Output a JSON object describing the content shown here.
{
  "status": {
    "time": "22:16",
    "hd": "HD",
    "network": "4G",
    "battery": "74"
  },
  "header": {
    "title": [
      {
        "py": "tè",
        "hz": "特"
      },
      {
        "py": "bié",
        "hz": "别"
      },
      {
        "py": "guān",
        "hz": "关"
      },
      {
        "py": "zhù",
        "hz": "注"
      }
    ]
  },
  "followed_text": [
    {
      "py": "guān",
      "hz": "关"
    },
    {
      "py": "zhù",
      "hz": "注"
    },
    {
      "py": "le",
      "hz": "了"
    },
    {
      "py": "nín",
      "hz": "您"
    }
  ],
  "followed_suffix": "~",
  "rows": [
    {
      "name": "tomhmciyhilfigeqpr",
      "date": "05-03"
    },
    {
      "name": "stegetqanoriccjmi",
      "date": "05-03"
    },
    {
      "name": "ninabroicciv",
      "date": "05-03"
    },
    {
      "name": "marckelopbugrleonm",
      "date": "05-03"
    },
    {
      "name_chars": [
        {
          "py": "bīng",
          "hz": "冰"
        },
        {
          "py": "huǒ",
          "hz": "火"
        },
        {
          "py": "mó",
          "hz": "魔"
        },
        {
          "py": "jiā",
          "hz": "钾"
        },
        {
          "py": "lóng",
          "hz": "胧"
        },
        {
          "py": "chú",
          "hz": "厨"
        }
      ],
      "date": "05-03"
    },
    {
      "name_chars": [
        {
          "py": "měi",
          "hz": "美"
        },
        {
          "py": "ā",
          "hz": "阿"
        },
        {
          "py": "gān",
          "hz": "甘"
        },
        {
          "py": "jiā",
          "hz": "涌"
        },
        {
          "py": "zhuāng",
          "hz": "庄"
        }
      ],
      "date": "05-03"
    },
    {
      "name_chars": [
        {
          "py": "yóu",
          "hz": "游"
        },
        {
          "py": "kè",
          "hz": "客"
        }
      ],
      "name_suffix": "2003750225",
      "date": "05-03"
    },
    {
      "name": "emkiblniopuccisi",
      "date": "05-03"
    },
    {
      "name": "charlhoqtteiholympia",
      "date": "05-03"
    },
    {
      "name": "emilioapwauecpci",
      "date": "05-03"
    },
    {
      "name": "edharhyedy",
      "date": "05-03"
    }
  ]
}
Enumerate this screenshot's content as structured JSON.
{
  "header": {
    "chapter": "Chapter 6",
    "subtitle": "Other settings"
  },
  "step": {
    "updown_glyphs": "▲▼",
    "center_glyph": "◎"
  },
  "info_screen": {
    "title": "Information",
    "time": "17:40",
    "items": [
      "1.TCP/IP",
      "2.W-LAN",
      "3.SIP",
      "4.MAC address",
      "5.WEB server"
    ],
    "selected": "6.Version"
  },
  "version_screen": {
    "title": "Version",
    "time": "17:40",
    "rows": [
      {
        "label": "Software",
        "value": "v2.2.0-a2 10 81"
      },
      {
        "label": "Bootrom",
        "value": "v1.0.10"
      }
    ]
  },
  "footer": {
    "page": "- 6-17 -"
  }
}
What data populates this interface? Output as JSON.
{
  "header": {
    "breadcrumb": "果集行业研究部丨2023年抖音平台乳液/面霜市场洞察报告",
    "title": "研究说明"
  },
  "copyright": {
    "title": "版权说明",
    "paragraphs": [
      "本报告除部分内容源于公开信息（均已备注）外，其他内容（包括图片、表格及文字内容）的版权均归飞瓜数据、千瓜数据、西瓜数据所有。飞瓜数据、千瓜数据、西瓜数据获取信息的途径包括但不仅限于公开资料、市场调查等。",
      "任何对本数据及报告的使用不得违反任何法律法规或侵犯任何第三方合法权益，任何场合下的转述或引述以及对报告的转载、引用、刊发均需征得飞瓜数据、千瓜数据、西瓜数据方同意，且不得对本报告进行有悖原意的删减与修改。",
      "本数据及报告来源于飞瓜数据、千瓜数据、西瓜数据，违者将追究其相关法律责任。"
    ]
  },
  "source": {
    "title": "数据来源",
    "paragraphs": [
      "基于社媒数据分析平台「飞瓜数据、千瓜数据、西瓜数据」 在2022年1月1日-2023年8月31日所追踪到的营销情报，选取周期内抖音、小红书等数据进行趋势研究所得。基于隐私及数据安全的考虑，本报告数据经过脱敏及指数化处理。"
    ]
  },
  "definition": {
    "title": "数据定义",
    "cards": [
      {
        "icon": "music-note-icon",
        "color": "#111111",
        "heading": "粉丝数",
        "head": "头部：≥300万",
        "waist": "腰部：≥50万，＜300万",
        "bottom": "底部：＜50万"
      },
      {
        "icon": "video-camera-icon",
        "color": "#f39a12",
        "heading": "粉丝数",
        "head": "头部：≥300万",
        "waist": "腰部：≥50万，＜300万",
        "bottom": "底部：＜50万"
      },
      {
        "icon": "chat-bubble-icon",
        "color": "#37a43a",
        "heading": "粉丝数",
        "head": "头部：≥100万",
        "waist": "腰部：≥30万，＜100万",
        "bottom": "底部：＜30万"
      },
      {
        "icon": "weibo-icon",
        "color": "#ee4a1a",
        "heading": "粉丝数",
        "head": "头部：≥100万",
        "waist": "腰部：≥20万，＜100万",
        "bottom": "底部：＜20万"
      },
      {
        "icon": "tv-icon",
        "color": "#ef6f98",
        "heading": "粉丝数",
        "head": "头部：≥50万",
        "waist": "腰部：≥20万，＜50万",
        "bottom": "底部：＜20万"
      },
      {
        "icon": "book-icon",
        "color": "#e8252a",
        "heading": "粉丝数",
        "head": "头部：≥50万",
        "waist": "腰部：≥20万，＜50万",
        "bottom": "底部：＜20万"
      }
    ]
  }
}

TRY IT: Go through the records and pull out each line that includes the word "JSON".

EXERCISE RESPONSE:
Output a JSON object describing the content shown here.
Enumerate this screenshot's content as structured JSON.
What data populates this interface? Output as JSON.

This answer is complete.